Anyway, I spent the last few weeks looking everywhere for the perfect little shelf because my son’s book basket was literally bursting at the seams and we’re short on wall space around here. I wanted something simple, flush to the ground, and made of real wood — not some tacky-ass veneered shit. It’s hard to find something new that fits all three categories, and I wasn’t having any luck in the usual second-hand places either. I’d had the idea of putting two vintage crates together, but I wanted something really minimal (meaning no faded logos), and I didn’t necessarily want my kid to get tetanus every time he reached for Everyone Poops. At some point, I decided I would just DIY it. Last week, Target made it ridiculously easy for me.
And when I say “easy,” I mean EASY AS FUCK. Literally, I just glued two of these Pillowfort wood crates together, then secured them with some small nails. If you’re all “OMG, that’s brilliant!” and I’ve convinced you I’m the first person on the Internet to ever have this idea and you’d like some more detailed instructions than “glue some shit together,” keep reading. Otherwise, why don’t you just hop on over to Instagram and follow me?
DIY Small Wood Bookshelf
WHAT YOU’LL NEED:
2 Pillowfort wood crates (or similar, as long as they’re the same size)
⅝-inch nails (or “brads,” whatever that means)
Optional: Some sort of clamp
HOW TO MAKE IT:
First, decide how you want to orient your crates/shelf, tall or wide. The crates I used were slightly rectangular, and while the wide set-up looked a little nicer, I decided to make it tall to accommodate my son’s biggest books.
Next, add a bunch of wood glue to the top of the bottom crate. I made this little design for absolutely no reason at all. The following step isn’t necessary, but you could use a clamp to hold the crates in place before you nail it together. They’re very lightweight and the glue will make them a little slippery.
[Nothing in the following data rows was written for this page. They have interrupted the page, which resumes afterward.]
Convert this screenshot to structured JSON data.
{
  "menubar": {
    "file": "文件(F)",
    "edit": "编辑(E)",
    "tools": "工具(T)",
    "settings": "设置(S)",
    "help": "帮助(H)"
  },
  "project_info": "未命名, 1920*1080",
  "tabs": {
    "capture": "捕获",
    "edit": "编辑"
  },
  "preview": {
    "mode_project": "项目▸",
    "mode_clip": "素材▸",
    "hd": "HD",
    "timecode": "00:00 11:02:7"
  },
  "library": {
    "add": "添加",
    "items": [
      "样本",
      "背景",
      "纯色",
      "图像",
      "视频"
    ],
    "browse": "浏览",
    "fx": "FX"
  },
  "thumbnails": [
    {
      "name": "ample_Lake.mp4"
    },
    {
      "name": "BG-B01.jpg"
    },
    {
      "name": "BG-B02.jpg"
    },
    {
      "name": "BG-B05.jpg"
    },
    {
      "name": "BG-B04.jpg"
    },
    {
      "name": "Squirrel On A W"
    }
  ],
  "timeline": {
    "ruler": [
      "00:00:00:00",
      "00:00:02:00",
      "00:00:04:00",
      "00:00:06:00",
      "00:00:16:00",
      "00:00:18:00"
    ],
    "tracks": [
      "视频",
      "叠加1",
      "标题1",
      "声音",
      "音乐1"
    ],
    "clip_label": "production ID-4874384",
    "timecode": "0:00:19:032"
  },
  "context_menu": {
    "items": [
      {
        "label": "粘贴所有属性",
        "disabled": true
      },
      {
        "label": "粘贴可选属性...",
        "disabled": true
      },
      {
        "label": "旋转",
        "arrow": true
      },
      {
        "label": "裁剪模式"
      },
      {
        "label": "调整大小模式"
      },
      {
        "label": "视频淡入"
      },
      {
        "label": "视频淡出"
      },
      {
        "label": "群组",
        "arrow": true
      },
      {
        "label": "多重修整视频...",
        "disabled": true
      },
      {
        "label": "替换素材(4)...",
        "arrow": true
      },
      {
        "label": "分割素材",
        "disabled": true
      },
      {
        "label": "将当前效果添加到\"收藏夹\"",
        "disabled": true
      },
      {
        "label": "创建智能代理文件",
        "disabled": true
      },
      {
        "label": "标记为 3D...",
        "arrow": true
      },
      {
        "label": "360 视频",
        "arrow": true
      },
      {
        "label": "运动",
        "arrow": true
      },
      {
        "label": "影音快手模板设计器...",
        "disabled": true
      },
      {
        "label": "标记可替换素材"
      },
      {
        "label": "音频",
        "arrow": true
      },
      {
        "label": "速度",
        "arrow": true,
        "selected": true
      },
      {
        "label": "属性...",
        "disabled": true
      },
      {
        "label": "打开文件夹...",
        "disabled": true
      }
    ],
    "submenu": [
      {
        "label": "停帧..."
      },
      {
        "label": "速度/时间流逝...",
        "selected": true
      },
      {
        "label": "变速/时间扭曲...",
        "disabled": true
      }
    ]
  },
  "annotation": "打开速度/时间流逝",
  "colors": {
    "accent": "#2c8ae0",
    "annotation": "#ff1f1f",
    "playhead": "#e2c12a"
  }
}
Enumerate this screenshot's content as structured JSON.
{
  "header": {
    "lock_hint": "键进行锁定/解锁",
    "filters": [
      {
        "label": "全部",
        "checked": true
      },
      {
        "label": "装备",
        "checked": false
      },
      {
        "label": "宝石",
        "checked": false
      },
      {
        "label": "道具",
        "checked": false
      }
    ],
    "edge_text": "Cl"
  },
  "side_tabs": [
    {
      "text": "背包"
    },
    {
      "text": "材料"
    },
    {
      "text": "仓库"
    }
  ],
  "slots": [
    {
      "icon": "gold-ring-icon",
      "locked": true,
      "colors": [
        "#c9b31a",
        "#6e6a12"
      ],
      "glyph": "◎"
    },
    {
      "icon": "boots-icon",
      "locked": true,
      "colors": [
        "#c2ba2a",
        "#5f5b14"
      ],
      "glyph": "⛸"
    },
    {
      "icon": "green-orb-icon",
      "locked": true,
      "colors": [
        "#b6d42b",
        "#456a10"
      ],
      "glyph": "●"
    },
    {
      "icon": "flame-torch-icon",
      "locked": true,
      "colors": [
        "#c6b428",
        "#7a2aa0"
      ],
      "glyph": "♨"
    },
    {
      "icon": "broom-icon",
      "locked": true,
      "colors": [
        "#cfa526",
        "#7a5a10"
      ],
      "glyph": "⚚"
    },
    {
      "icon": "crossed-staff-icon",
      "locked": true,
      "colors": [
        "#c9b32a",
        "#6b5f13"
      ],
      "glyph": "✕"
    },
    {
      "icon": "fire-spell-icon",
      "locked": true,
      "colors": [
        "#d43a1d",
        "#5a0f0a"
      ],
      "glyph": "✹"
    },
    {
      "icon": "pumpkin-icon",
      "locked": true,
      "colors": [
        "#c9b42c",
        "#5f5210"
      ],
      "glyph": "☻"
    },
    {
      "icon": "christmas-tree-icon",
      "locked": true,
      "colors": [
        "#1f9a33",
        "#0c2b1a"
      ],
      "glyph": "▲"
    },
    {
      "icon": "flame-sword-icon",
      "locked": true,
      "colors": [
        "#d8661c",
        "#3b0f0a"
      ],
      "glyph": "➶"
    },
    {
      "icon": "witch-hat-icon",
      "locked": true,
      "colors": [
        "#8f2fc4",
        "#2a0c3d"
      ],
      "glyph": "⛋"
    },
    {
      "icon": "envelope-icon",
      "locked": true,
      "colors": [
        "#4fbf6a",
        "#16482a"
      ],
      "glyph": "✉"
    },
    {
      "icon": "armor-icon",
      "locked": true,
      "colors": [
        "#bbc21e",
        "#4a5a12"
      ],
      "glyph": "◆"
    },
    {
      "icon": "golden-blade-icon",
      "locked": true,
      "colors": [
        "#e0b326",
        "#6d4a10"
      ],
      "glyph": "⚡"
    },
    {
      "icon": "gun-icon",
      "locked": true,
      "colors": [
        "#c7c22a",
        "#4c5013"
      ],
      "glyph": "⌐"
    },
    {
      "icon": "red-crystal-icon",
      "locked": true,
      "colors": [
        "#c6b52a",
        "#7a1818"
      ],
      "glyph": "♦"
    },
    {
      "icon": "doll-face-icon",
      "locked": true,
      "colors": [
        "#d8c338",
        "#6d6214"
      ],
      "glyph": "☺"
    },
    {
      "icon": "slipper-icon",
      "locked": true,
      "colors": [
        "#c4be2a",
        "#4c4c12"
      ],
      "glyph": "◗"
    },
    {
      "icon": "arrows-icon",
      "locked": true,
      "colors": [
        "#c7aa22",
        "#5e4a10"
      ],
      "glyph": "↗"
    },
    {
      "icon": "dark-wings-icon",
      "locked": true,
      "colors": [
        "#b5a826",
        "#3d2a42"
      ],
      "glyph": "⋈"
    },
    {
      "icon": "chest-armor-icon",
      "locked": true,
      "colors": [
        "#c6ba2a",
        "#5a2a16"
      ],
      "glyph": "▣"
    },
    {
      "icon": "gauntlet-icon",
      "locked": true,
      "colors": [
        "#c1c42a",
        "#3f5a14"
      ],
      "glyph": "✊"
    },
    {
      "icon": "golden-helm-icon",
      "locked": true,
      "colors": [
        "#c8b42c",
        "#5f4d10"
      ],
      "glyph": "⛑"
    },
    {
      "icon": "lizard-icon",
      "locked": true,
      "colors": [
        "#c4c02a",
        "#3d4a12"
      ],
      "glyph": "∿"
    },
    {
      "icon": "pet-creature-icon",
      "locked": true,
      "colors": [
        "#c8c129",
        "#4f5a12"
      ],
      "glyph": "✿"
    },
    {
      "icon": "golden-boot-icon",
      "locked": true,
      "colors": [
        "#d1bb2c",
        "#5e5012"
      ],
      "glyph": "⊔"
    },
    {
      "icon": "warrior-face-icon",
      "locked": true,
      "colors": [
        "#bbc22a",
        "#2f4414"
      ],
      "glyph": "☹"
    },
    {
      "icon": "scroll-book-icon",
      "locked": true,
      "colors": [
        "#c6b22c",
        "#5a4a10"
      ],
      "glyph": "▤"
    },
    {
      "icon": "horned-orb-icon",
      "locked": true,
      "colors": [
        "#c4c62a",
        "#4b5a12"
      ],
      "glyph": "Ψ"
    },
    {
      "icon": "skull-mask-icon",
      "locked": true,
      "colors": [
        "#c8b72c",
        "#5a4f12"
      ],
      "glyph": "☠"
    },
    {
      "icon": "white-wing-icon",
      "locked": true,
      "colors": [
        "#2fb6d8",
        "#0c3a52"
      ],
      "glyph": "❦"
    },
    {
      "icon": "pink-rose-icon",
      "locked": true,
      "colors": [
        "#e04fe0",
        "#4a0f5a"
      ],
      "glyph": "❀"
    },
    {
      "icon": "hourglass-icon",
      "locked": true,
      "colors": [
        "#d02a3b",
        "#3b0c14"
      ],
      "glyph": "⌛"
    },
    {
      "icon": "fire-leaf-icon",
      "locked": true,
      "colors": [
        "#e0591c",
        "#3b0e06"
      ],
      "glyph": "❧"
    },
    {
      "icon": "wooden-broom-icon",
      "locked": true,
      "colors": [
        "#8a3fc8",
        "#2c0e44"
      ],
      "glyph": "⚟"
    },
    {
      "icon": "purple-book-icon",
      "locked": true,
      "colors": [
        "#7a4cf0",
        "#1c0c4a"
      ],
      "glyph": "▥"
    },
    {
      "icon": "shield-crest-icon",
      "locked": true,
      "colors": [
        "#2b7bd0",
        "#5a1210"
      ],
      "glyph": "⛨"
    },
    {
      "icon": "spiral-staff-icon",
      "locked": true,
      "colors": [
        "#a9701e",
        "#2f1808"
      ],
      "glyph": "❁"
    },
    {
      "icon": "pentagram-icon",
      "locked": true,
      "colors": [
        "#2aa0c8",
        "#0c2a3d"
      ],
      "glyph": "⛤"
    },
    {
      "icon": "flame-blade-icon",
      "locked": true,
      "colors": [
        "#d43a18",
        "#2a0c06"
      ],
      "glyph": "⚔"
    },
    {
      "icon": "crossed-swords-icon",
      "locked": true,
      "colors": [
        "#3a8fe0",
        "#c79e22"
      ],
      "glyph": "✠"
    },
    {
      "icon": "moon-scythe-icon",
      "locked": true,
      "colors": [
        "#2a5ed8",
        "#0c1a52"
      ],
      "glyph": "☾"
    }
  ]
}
Next, hammer in a bunch of nails around the perimeter of the bottom of the upper crate (the “middle shelf”) to secure it to the lower crate. I think I used about 30 nails total, and I’m sure that was overkill. (I’m the kind of person who uses so much tape it will take 10 minutes to open a present from me, so…)
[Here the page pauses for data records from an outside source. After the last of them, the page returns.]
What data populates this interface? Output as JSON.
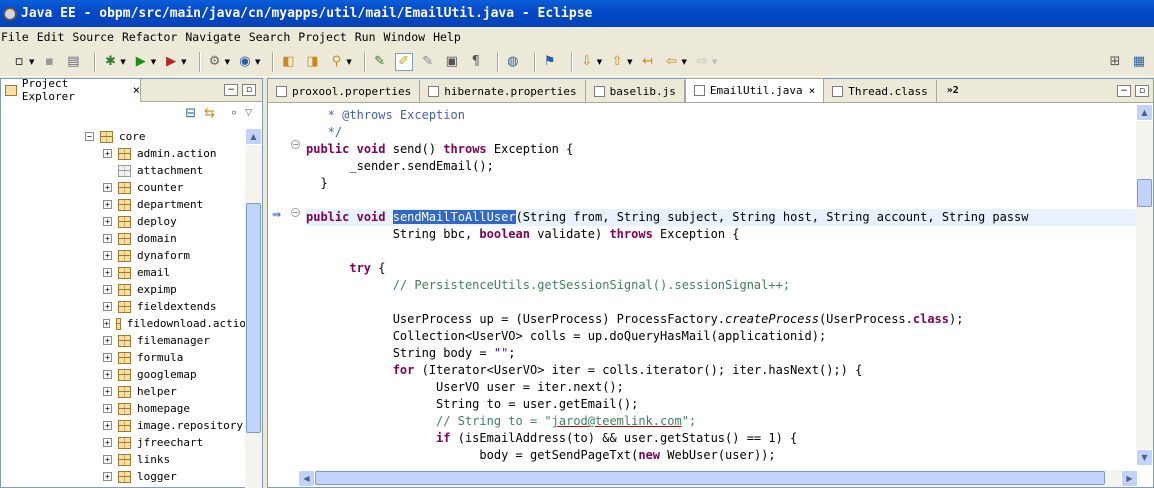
{
  "window": {
    "title": "Java EE - obpm/src/main/java/cn/myapps/util/mail/EmailUtil.java - Eclipse"
  },
  "menu": [
    "File",
    "Edit",
    "Source",
    "Refactor",
    "Navigate",
    "Search",
    "Project",
    "Run",
    "Window",
    "Help"
  ],
  "toolbar": {
    "icons": [
      "new-icon",
      "save-icon",
      "print-icon",
      "debug-icon",
      "run-icon",
      "external-tools-icon",
      "new-server-icon",
      "new-class-icon",
      "open-type-icon",
      "open-folder-icon",
      "search-icon",
      "toggle-breadcrumb-icon",
      "mark-occurrences-icon",
      "toggle-block-icon",
      "show-whitespace-icon",
      "globe-icon",
      "web-browser-icon",
      "next-annotation-icon",
      "previous-annotation-icon",
      "last-edit-icon",
      "back-icon",
      "forward-icon",
      "open-perspective-icon",
      "java-ee-perspective-icon"
    ]
  },
  "explorer": {
    "tab_label": "Project Explorer",
    "close_glyph": "×",
    "tree": [
      {
        "label": "core",
        "expander": "−",
        "indent": 86,
        "icon": "folder"
      },
      {
        "label": "admin.action",
        "expander": "+",
        "indent": 104,
        "icon": "package"
      },
      {
        "label": "attachment",
        "expander": "",
        "indent": 104,
        "icon": "package-empty"
      },
      {
        "label": "counter",
        "expander": "+",
        "indent": 104,
        "icon": "package"
      },
      {
        "label": "department",
        "expander": "+",
        "indent": 104,
        "icon": "package"
      },
      {
        "label": "deploy",
        "expander": "+",
        "indent": 104,
        "icon": "package"
      },
      {
        "label": "domain",
        "expander": "+",
        "indent": 104,
        "icon": "package"
      },
      {
        "label": "dynaform",
        "expander": "+",
        "indent": 104,
        "icon": "package"
      },
      {
        "label": "email",
        "expander": "+",
        "indent": 104,
        "icon": "package"
      },
      {
        "label": "expimp",
        "expander": "+",
        "indent": 104,
        "icon": "package"
      },
      {
        "label": "fieldextends",
        "expander": "+",
        "indent": 104,
        "icon": "package"
      },
      {
        "label": "filedownload.actio",
        "expander": "+",
        "indent": 104,
        "icon": "package"
      },
      {
        "label": "filemanager",
        "expander": "+",
        "indent": 104,
        "icon": "package"
      },
      {
        "label": "formula",
        "expander": "+",
        "indent": 104,
        "icon": "package"
      },
      {
        "label": "googlemap",
        "expander": "+",
        "indent": 104,
        "icon": "package"
      },
      {
        "label": "helper",
        "expander": "+",
        "indent": 104,
        "icon": "package"
      },
      {
        "label": "homepage",
        "expander": "+",
        "indent": 104,
        "icon": "package"
      },
      {
        "label": "image.repository",
        "expander": "+",
        "indent": 104,
        "icon": "package"
      },
      {
        "label": "jfreechart",
        "expander": "+",
        "indent": 104,
        "icon": "package"
      },
      {
        "label": "links",
        "expander": "+",
        "indent": 104,
        "icon": "package"
      },
      {
        "label": "logger",
        "expander": "+",
        "indent": 104,
        "icon": "package"
      }
    ]
  },
  "editor": {
    "tabs": [
      {
        "label": "proxool.properties",
        "active": false,
        "close": ""
      },
      {
        "label": "hibernate.properties",
        "active": false,
        "close": ""
      },
      {
        "label": "baselib.js",
        "active": false,
        "close": ""
      },
      {
        "label": "EmailUtil.java",
        "active": true,
        "close": "×"
      },
      {
        "label": "Thread.class",
        "active": false,
        "close": ""
      }
    ],
    "overflow_label": "»2",
    "code": [
      [
        [
          "jd",
          "   * @throws Exception"
        ]
      ],
      [
        [
          "jd",
          "   */"
        ]
      ],
      [
        [
          "kw",
          "public"
        ],
        [
          "",
          " "
        ],
        [
          "kw",
          "void"
        ],
        [
          "",
          " send() "
        ],
        [
          "kw",
          "throws"
        ],
        [
          "",
          " Exception {"
        ]
      ],
      [
        [
          "",
          "      _sender.sendEmail();"
        ]
      ],
      [
        [
          "",
          "  }"
        ]
      ],
      [
        [
          "",
          ""
        ]
      ],
      [
        [
          "kw",
          "public"
        ],
        [
          "",
          " "
        ],
        [
          "kw",
          "void"
        ],
        [
          "",
          " "
        ],
        [
          "sel",
          "sendMailToAllUser"
        ],
        [
          "",
          "(String from, String subject, String host, String account, String passw"
        ]
      ],
      [
        [
          "",
          "            String bbc, "
        ],
        [
          "kw",
          "boolean"
        ],
        [
          "",
          " validate) "
        ],
        [
          "kw",
          "throws"
        ],
        [
          "",
          " Exception {"
        ]
      ],
      [
        [
          "",
          ""
        ]
      ],
      [
        [
          "",
          "      "
        ],
        [
          "kw",
          "try"
        ],
        [
          "",
          " {"
        ]
      ],
      [
        [
          "",
          "            "
        ],
        [
          "cm",
          "// PersistenceUtils.getSessionSignal().sessionSignal++;"
        ]
      ],
      [
        [
          "",
          ""
        ]
      ],
      [
        [
          "",
          "            UserProcess up = (UserProcess) ProcessFactory."
        ],
        [
          "it",
          "createProcess"
        ],
        [
          "",
          "(UserProcess."
        ],
        [
          "kw",
          "class"
        ],
        [
          "",
          ");"
        ]
      ],
      [
        [
          "",
          "            Collection<UserVO> colls = up.doQueryHasMail(applicationid);"
        ]
      ],
      [
        [
          "",
          "            String body = "
        ],
        [
          "st",
          "\"\""
        ],
        [
          "",
          ";"
        ]
      ],
      [
        [
          "",
          "            "
        ],
        [
          "kw",
          "for"
        ],
        [
          "",
          " (Iterator<UserVO> iter = colls.iterator(); iter.hasNext();) {"
        ]
      ],
      [
        [
          "",
          "                  UserVO user = iter.next();"
        ]
      ],
      [
        [
          "",
          "                  String to = user.getEmail();"
        ]
      ],
      [
        [
          "",
          "                  "
        ],
        [
          "cm",
          "// String to = \""
        ],
        [
          "cml",
          "jarod@teemlink.com"
        ],
        [
          "cm",
          "\";"
        ]
      ],
      [
        [
          "",
          "                  "
        ],
        [
          "kw",
          "if"
        ],
        [
          "",
          " (isEmailAddress(to) && user.getStatus() == 1) {"
        ]
      ],
      [
        [
          "",
          "                        body = getSendPageTxt("
        ],
        [
          "kw",
          "new"
        ],
        [
          "",
          " WebUser(user));"
        ]
      ]
    ]
  }
}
Wipe off the excess glue, and — voila! — you’re done. You don’t really need to wait for the glue to dry since you’ve secured it with way too many nails. Just don’t fill the bottom with books then try to lift it from the top like a dumbass. You can paint it if you want, but I like the look of the raw wood. Next, you get to put some shit on it — books, records, tchotchkes, and definitely a plant. Before I put this pretty little Xanadu philodendron up there, I had a huge and heavy split-leaf philodendron on top and it held up just fine. This DIY small wood bookshelf is lightweight, but its sturdy AF.
See? I TOLD you. But, yeah, it kind of dwarfs the shelf.
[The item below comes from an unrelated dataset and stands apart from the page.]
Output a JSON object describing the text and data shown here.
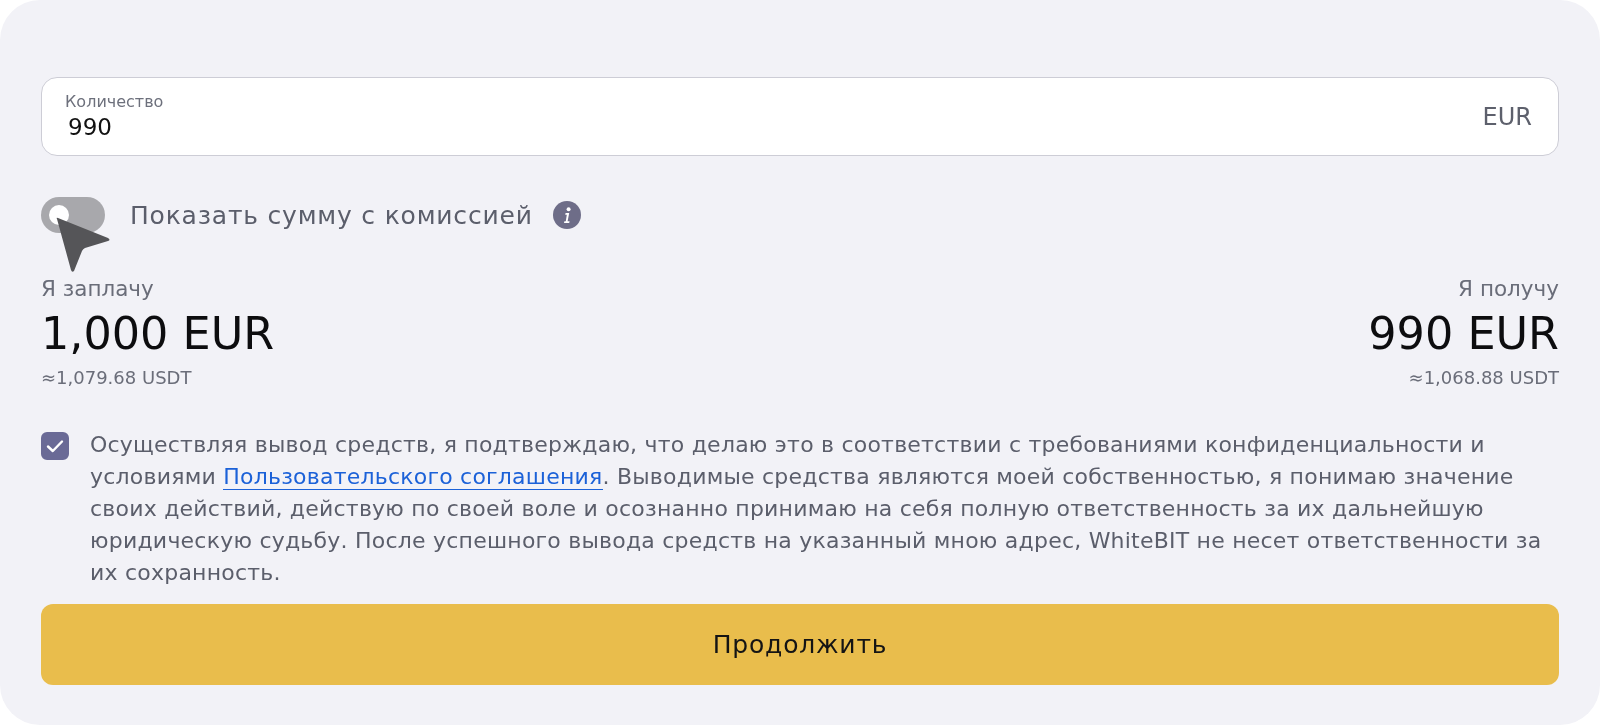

Ultimately, this will become a bookshelf for my kiddo. But it sure was fun to style it all adult-like for a minute.Like what you see? Follow me on Instagram!